Thursday, February 24 2011

Automagic JIS/ShiftJIS/EUC to UTF8

Finally got sick of constantly dealing with the variety of encoding schemes used for Japanese text files. I still convert everything to UTF-8 before any serious use, but for just looking at a random downloaded file, I wanted to eliminate a step.

less supports input filters with the LESSOPEN environment variable, but you need something to put into it. Turns out the Perl Encode::Guess module works nicely for this, and now I no longer care if a file is JIS, ShiftJIS, CP932, EUC-JP, or UTF-8. Code below the fold.

#!/usr/bin/perl
use strict;
use Encode;
use Encode::Guess;
binmode(STDOUT,":utf8");
 
my $data;
open(In,"<:raw",$ARGV[0]) or exit 1;
while (<In>) {
	$data .= $_;
	last if $. > 1000;
}
my $name = guess_encoding($data,qw(jis cp932 euc-jp utf8))->name;
$name = "utf8" if $name eq "ascii";
 
print decode($name,$data);
binmode(In,":encoding($name)");
while (<In>) {
	print;
}
close(In);
exit 0;

export LESSOPEN=”| inputfilter.pl %s”

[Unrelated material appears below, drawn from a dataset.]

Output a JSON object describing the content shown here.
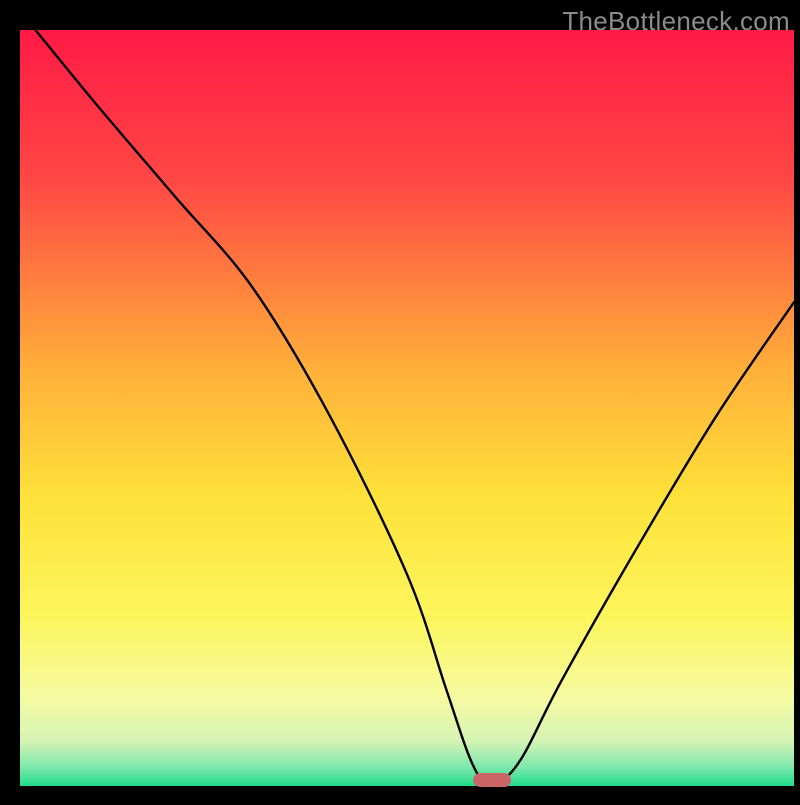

The only two things interesting about this code are the fact that it tests the first thousand lines of the file, and that I override any attempt to treat a file as “ascii”. Both are to work around lengthy ASCII-only headers, such as XML DTDs, etc.